Emotional Impact of Color
Emotional Impact of Color
Humans have a natural, instinctual reaction to color. Of course, our preferences may be based on our own childhood
experiences or cultural influences, and may change over time, but the power of color cannot be underestimated. There have
even been studies observing neural reactions to different colors. Let’s ponder some of the rainbow’s hues and the possibilities
they hold in our homes.
Red is seen as a positive, stimulating color that stirs up passion and energy in those who see it. Conversely, it can be seen as
an aggressive color, so it should be used with a specific intention. In Asian cultures it is considered good luck! And it’s always
nice to add a bit of drama to liven up a space.
Red’s little sister is pink. This is considered more feminine, at least in spaces, not necessarily in fashion any more. When it’s a
bit more saturated, it becomes fuchsia, which is considered more of a power color. It is interesting, however, to know that
studies show that pink can be calming for around 30 minutes then make someone irritable for around 30 minutes and back
When Pantone, the world’s authority on color announced Living Coral as the color of the year, I knew a neutral base would be
the best way to showcase this bright hue, which is a warm, peachy orange with gold undertones. If you are going to use a
trendy color, I suggest accessorizing with it so you can replace it when it feels dated. For a larger impact, go ahead and paint a
wall. Paint is really so easy and inexpensive to redo, don’t be afraid!
I have grown to absolutely love yellow myself. It is a cheerful and positive color that brightens a dark space and brings in that
feeling of sunshine and happiness. I do notice that clients tend to shy away from it because it is a strong color and it takes
some convincing to understand how to use it. Just like Van Gogh’s Lilies focuses on the blues of the flower, they would not
stand out the way they do if it weren’t for the yellow. Appropriate use of color is not just the use of one color but the way in

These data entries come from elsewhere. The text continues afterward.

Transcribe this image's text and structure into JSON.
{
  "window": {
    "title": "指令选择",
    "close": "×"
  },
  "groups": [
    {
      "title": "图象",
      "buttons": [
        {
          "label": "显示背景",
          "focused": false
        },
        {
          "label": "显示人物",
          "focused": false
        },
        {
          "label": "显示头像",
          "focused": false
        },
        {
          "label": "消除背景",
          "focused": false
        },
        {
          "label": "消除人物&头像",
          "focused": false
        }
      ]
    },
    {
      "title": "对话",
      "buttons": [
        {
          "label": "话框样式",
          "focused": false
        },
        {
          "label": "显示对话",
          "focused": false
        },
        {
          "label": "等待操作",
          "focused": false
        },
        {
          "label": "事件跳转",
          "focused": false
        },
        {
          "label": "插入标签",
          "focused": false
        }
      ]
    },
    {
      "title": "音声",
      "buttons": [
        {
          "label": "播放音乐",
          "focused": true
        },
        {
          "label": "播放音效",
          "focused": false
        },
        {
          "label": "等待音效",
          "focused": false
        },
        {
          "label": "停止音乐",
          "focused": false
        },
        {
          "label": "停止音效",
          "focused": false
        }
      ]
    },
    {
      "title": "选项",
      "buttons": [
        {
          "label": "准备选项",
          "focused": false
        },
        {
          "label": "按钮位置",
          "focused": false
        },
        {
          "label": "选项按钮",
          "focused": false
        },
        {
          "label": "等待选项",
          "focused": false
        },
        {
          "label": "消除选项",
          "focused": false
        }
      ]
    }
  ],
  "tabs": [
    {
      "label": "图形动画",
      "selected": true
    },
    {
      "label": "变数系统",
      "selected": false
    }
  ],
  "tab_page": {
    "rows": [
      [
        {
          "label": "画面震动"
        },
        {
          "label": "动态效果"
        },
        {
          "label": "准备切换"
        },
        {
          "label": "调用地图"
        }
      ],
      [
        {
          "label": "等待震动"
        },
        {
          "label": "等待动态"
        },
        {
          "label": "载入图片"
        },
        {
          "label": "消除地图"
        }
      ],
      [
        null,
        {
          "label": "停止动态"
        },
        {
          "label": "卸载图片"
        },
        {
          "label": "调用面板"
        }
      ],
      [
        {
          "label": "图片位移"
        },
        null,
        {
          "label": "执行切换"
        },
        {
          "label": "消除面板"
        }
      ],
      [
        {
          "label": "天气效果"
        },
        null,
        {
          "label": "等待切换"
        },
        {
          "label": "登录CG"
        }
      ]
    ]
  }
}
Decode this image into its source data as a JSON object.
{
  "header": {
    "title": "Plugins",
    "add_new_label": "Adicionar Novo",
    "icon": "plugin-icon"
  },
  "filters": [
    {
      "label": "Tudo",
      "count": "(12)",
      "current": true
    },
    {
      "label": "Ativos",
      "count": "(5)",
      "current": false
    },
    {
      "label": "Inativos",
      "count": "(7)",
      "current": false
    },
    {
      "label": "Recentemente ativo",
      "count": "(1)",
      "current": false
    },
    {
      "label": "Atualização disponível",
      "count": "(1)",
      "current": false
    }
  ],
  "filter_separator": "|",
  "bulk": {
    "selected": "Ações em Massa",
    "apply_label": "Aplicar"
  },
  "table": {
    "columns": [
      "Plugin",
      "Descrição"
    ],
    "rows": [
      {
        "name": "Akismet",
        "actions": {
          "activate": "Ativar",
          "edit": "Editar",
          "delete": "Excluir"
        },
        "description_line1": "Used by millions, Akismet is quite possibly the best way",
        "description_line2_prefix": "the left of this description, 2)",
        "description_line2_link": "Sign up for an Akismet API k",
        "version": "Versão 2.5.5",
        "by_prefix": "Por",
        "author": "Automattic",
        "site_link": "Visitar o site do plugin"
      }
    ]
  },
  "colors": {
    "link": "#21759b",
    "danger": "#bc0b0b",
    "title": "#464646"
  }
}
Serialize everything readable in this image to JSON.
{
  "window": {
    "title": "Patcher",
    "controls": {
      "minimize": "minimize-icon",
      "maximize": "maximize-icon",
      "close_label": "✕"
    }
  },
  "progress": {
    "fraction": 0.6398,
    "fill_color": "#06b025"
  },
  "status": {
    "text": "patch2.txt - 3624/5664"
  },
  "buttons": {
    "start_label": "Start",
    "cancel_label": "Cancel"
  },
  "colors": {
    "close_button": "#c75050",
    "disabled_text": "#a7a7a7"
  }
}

which colors—and even textures—combine to create an overall aesthetic.
Blue is another favorite for interior spaces. It reminds us of the ocean, the sky; nature in general. Clients find that to be
exceptionally restful. Blue is considered to inspire trust and safety. That’s why lots of banks and even politicians use it
frequently. When the tone becomes a spa blue, it really comes across as a peaceful respite from the hectic world.
Purple and fuchsias are traditionally the color of royalty and majesty, and symbolize opulence and luxury. I find my clients
either love it or hate it! When mixed with dusky neutrals, it has the ability to transform spaces overflowing with
sophistication and luxury.
Then we have neutrals, which I have noticed typically polarize my clients into either warm or cool contingencies. I love the
subtle tension created by blending the two, which adds more depth to a space.
Grays have saturated the decorating market for the last few years. I like to counter this fad-like following by using more
sophisticated tones of grey such as truffle or mushroom. It’s classic and plays well with any accent desired.
My most favorite color, or noncolor, is white. White reflects all light waves so technically it’s an all-color. I find it to be very sophisticated, as it relies on the use of other design principles to make it a strong design. When the palette takes a back seat to design, you notice texture, scale, balance and other more complicated design elements to carry your aesthetic statement.
And then we have black—the color of Manhattan, pure sophistication and sexiness. Strong and bold, everything is sleeker and more fabulous in black.
The main story here is to open your mind and explore some new ways to express yourself. Go ahead and be bold! Watch as colors you never before imagined, transform your space in a way you love.